• Exercise brief: Word for word, give the data again without its pictures.

(Entries taken from a collection)
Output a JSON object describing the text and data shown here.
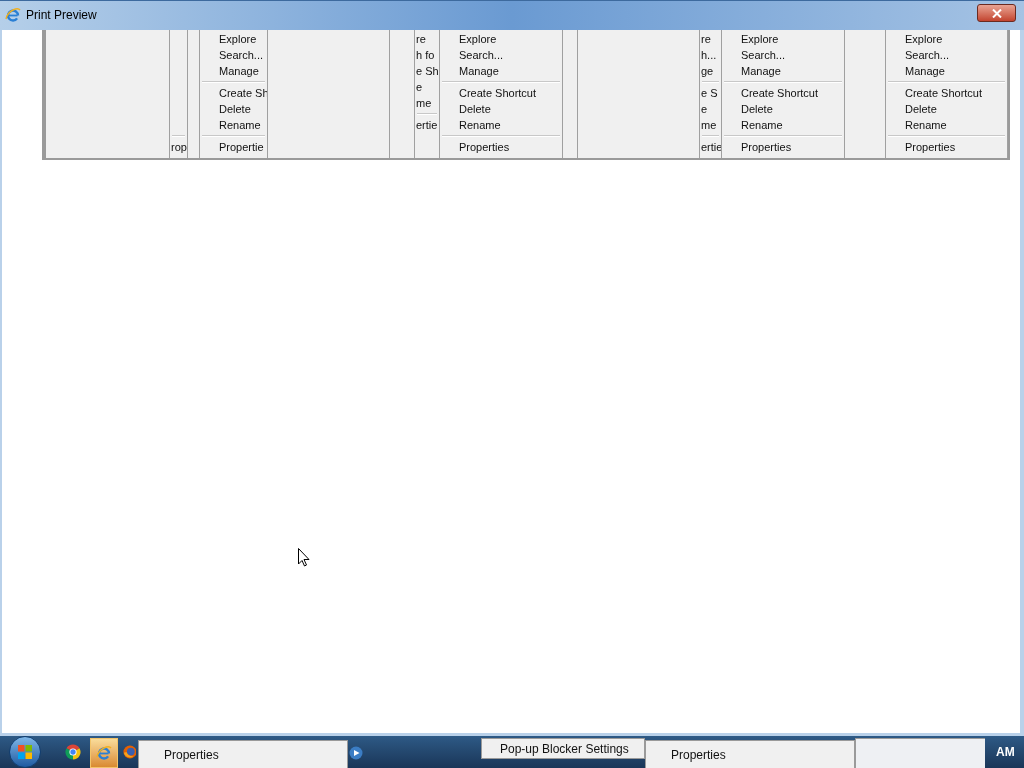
{
  "window": {
    "title": "Print Preview"
  },
  "menu_strip": {
    "panels": [
      {
        "kind": "blank"
      },
      {
        "kind": "stub",
        "items": [
          {
            "kind": "separator"
          },
          {
            "kind": "item",
            "label": "rop"
          }
        ]
      },
      {
        "kind": "blank"
      },
      {
        "kind": "menu",
        "items": [
          {
            "kind": "item",
            "label": "Explore"
          },
          {
            "kind": "item",
            "label": "Search..."
          },
          {
            "kind": "item",
            "label": "Manage"
          },
          {
            "kind": "separator"
          },
          {
            "kind": "item",
            "label": "Create Sh"
          },
          {
            "kind": "item",
            "label": "Delete"
          },
          {
            "kind": "item",
            "label": "Rename"
          },
          {
            "kind": "separator"
          },
          {
            "kind": "item",
            "label": "Propertie"
          }
        ]
      },
      {
        "kind": "blank"
      },
      {
        "kind": "blank"
      },
      {
        "kind": "menu",
        "items": [
          {
            "kind": "item",
            "label": "re"
          },
          {
            "kind": "item",
            "label": "h fo"
          },
          {
            "kind": "item",
            "label": "e Sh"
          },
          {
            "kind": "item",
            "label": "e"
          },
          {
            "kind": "item",
            "label": "me"
          },
          {
            "kind": "separator"
          },
          {
            "kind": "item",
            "label": "ertie"
          }
        ]
      },
      {
        "kind": "menu",
        "items": [
          {
            "kind": "item",
            "label": "Explore"
          },
          {
            "kind": "item",
            "label": "Search..."
          },
          {
            "kind": "item",
            "label": "Manage"
          },
          {
            "kind": "separator"
          },
          {
            "kind": "item",
            "label": "Create Shortcut"
          },
          {
            "kind": "item",
            "label": "Delete"
          },
          {
            "kind": "item",
            "label": "Rename"
          },
          {
            "kind": "separator"
          },
          {
            "kind": "item",
            "label": "Properties"
          }
        ]
      },
      {
        "kind": "blank"
      },
      {
        "kind": "blank"
      },
      {
        "kind": "menu",
        "items": [
          {
            "kind": "item",
            "label": "re"
          },
          {
            "kind": "item",
            "label": "h..."
          },
          {
            "kind": "item",
            "label": "ge"
          },
          {
            "kind": "separator"
          },
          {
            "kind": "item",
            "label": "e S"
          },
          {
            "kind": "item",
            "label": "e"
          },
          {
            "kind": "item",
            "label": "me"
          },
          {
            "kind": "separator"
          },
          {
            "kind": "item",
            "label": "ertie"
          }
        ]
      },
      {
        "kind": "menu",
        "items": [
          {
            "kind": "item",
            "label": "Explore"
          },
          {
            "kind": "item",
            "label": "Search..."
          },
          {
            "kind": "item",
            "label": "Manage"
          },
          {
            "kind": "separator"
          },
          {
            "kind": "item",
            "label": "Create Shortcut"
          },
          {
            "kind": "item",
            "label": "Delete"
          },
          {
            "kind": "item",
            "label": "Rename"
          },
          {
            "kind": "separator"
          },
          {
            "kind": "item",
            "label": "Properties"
          }
        ]
      },
      {
        "kind": "blank"
      },
      {
        "kind": "menu",
        "items": [
          {
            "kind": "item",
            "label": "Explore"
          },
          {
            "kind": "item",
            "label": "Search..."
          },
          {
            "kind": "item",
            "label": "Manage"
          },
          {
            "kind": "separator"
          },
          {
            "kind": "item",
            "label": "Create Shortcut"
          },
          {
            "kind": "item",
            "label": "Delete"
          },
          {
            "kind": "item",
            "label": "Rename"
          },
          {
            "kind": "separator"
          },
          {
            "kind": "item",
            "label": "Properties"
          }
        ]
      }
    ]
  },
  "taskbar": {
    "items": [
      {
        "kind": "start"
      },
      {
        "kind": "chrome",
        "selected": false
      },
      {
        "kind": "ie",
        "selected": true
      },
      {
        "kind": "firefox",
        "selected": false
      },
      {
        "kind": "menu",
        "label": "Properties"
      },
      {
        "kind": "media"
      },
      {
        "kind": "popup",
        "label": "Pop-up Blocker Settings"
      },
      {
        "kind": "menu",
        "label": "Properties"
      },
      {
        "kind": "blank"
      }
    ],
    "clock": "AM"
  }
}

• Solution to the exercise:
Output a JSON object describing the text and data shown here.
{
  "window": {
    "title": "Print Preview"
  },
  "menu_strip": {
    "panels": [
      {
        "kind": "blank"
      },
      {
        "kind": "stub",
        "items": [
          {
            "kind": "separator"
          },
          {
            "kind": "item",
            "label": "rop"
          }
        ]
      },
      {
        "kind": "blank"
      },
      {
        "kind": "menu",
        "items": [
          {
            "kind": "item",
            "label": "Explore"
          },
          {
            "kind": "item",
            "label": "Search..."
          },
          {
            "kind": "item",
            "label": "Manage"
          },
          {
            "kind": "separator"
          },
          {
            "kind": "item",
            "label": "Create Sh"
          },
          {
            "kind": "item",
            "label": "Delete"
          },
          {
            "kind": "item",
            "label": "Rename"
          },
          {
            "kind": "separator"
          },
          {
            "kind": "item",
            "label": "Propertie"
          }
        ]
      },
      {
        "kind": "blank"
      },
      {
        "kind": "blank"
      },
      {
        "kind": "menu",
        "items": [
          {
            "kind": "item",
            "label": "re"
          },
          {
            "kind": "item",
            "label": "h fo"
          },
          {
            "kind": "item",
            "label": "e Sh"
          },
          {
            "kind": "item",
            "label": "e"
          },
          {
            "kind": "item",
            "label": "me"
          },
          {
            "kind": "separator"
          },
          {
            "kind": "item",
            "label": "ertie"
          }
        ]
      },
      {
        "kind": "menu",
        "items": [
          {
            "kind": "item",
            "label": "Explore"
          },
          {
            "kind": "item",
            "label": "Search..."
          },
          {
            "kind": "item",
            "label": "Manage"
          },
          {
            "kind": "separator"
          },
          {
            "kind": "item",
            "label": "Create Shortcut"
          },
          {
            "kind": "item",
            "label": "Delete"
          },
          {
            "kind": "item",
            "label": "Rename"
          },
          {
            "kind": "separator"
          },
          {
            "kind": "item",
            "label": "Properties"
          }
        ]
      },
      {
        "kind": "blank"
      },
      {
        "kind": "blank"
      },
      {
        "kind": "menu",
        "items": [
          {
            "kind": "item",
            "label": "re"
          },
          {
            "kind": "item",
            "label": "h..."
          },
          {
            "kind": "item",
            "label": "ge"
          },
          {
            "kind": "separator"
          },
          {
            "kind": "item",
            "label": "e S"
          },
          {
            "kind": "item",
            "label": "e"
          },
          {
            "kind": "item",
            "label": "me"
          },
          {
            "kind": "separator"
          },
          {
            "kind": "item",
            "label": "ertie"
          }
        ]
      },
      {
        "kind": "menu",
        "items": [
          {
            "kind": "item",
            "label": "Explore"
          },
          {
            "kind": "item",
            "label": "Search..."
          },
          {
            "kind": "item",
            "label": "Manage"
          },
          {
            "kind": "separator"
          },
          {
            "kind": "item",
            "label": "Create Shortcut"
          },
          {
            "kind": "item",
            "label": "Delete"
          },
          {
            "kind": "item",
            "label": "Rename"
          },
          {
            "kind": "separator"
          },
          {
            "kind": "item",
            "label": "Properties"
          }
        ]
      },
      {
        "kind": "blank"
      },
      {
        "kind": "menu",
        "items": [
          {
            "kind": "item",
            "label": "Explore"
          },
          {
            "kind": "item",
            "label": "Search..."
          },
          {
            "kind": "item",
            "label": "Manage"
          },
          {
            "kind": "separator"
          },
          {
            "kind": "item",
            "label": "Create Shortcut"
          },
          {
            "kind": "item",
            "label": "Delete"
          },
          {
            "kind": "item",
            "label": "Rename"
          },
          {
            "kind": "separator"
          },
          {
            "kind": "item",
            "label": "Properties"
          }
        ]
      }
    ]
  },
  "taskbar": {
    "items": [
      {
        "kind": "start"
      },
      {
        "kind": "chrome",
        "selected": false
      },
      {
        "kind": "ie",
        "selected": true
      },
      {
        "kind": "firefox",
        "selected": false
      },
      {
        "kind": "menu",
        "label": "Properties"
      },
      {
        "kind": "media"
      },
      {
        "kind": "popup",
        "label": "Pop-up Blocker Settings"
      },
      {
        "kind": "menu",
        "label": "Properties"
      },
      {
        "kind": "blank"
      }
    ],
    "clock": "AM"
  }
}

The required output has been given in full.